The Buddha and the Kalamas

There is an old story called the Kalama Sutra. It is one of the oldest sutras and one of my favorites.

It goes something like this: The Buddha was traveling the world spreading the Dharma, teaching people that wanted to listen. He came upon a group of people known as the Kalamas and started explaining the Dharma to them. Their response was unusual.

They said, “We have had numerous spiritual teachers come here. Every new teacher comes and tells us to ignore the teachings we have heard before and to follow their doctrine only. This has made us doubtful and uncertain. What makes your teaching different? Why should we follow your authority and not the authority of the other teachers that came before you?”

The Buddha’s reply was unique.

He said, “You shouldn’t follow my authority. It’s good to be skeptical. It’s good to doubt, to be uncertain; uncertainty has arisen in you about what is doubtful. Don’t believe things just because you’ve heard them from rumors or from authority figures or scriptures. Even if something has been repeated for generations, that doesn’t mean we shouldn’t challenge it. We should challenge everything. You should even challenge what I tell you. But challenge your own preconceptions too.

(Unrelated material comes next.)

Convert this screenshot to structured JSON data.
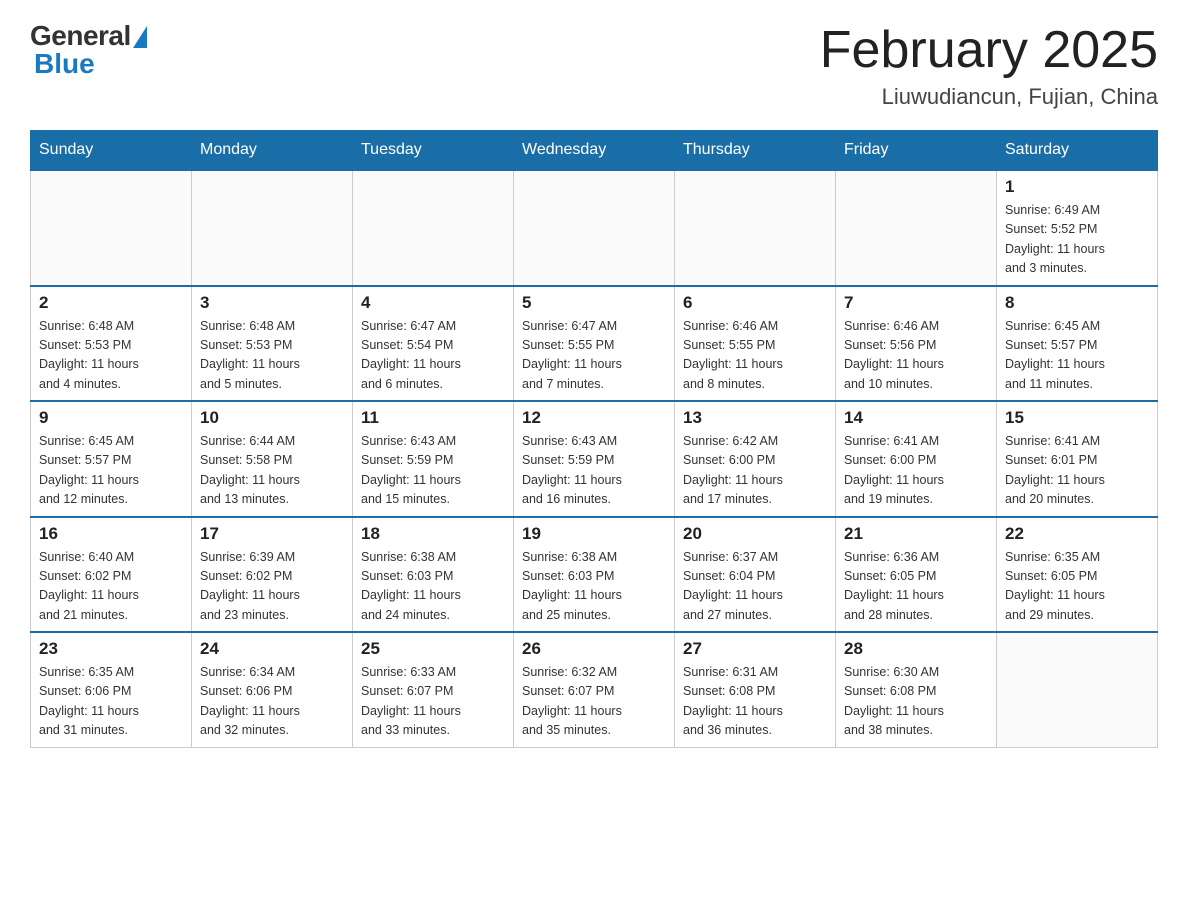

You didn’t need a religious teacher to come tell you that greed, hatred and delusion are bad. Your common sense agrees with that. You didn’t need a religious teacher to come and tell you that compassion and mindfulness are good. Your common sense agrees with that too.

I have only really come to teach skillful means, methods to deal with the suffering that pervades our lives. If my teachings are right, then the truth is within you already. Other teachings may be dogmatic and strict. Mine is not. I only teach suggestions for dealing with suffering.”

This is an important message in my opinion. I have a natural inclination to both be skeptical and to challenge authority. Unlike many other religious teachers, that is actually what the Buddha suggests to us. He had studied with several religious teachers in his time and he had decided that religion was not for him. He didn’t see the religions that he encountered as viable paths to spiritual truth or happiness. So, he created his own path.

In my opinion, he wasn’t trying to start a religion at all, he was just providing an example for us to follow, more of a way of life than a religion. His teachings weren’t given the label ‘religion’ until hundreds of years later.


Kalama Sutra for kids part one.

I’ve written my own version of the Kalama sutra to teach to the children at Dharma school. This is part one of a two part series that will end in my commentary. 

1. The Buddha traveled to a town of people called the Kalamas. The Kalamas were excited about his visit. They had heard the tales of his Enlightenment and his great teachings.

2. The Kalamas went to where the Buddha was camping. Some of them bowed, some saluted, and some simply sat down before him.

3. One of the Kalamas said, “There are many teachers who have come to visit us. They tell us their teachings and they tell us that the teachings of others are bad. This happens over and over, with each new teacher telling us that the other teachings we’ve learned are bad. How do we know who is telling us the truth? How do we know if you are?

4. The Buddha said, “Doubting is good. Do not believe something just because you’ve heard it a lot, or because it’s an old teaching, or because it’s in a book, or because it’s what a seemingly wise person tells you. When you yourselves can tell, ‘These things are not helpful. These things seem harmful,’ abandon them. Don’t accept teachings that don’t agree with your common sense.

5. “Does greed cause harm?” the Buddha asked. The Kalamas said, “Yes.” “Greed can cause us to take life, steal, and tell lies. And to tell others to do the same. This is very harmful.”

6. “Does hate cause harm?” “Yes” “Being given to hate can cause us to take life, steal, tell lies, and cause others to do the same. This is harmful.

7. “Does delusion cause harm?” “Yes” “Being given to delusion can cause us to take life, steal, and tell lies, and to cause others to do the same. This is harmful.”

8. “Are these things bad?” “Yes.”

9. “There fore, we know this. Do not go upon what has been acquired by repeated hearing, tradition, rumor, scripture, or another’s seeming ability. The truth is that we know the difference between right and wrong. Someone doesn’t need to tell us. If any teaching leads to harm, you should abandon it.”

10. “When things are good, we know they are good.”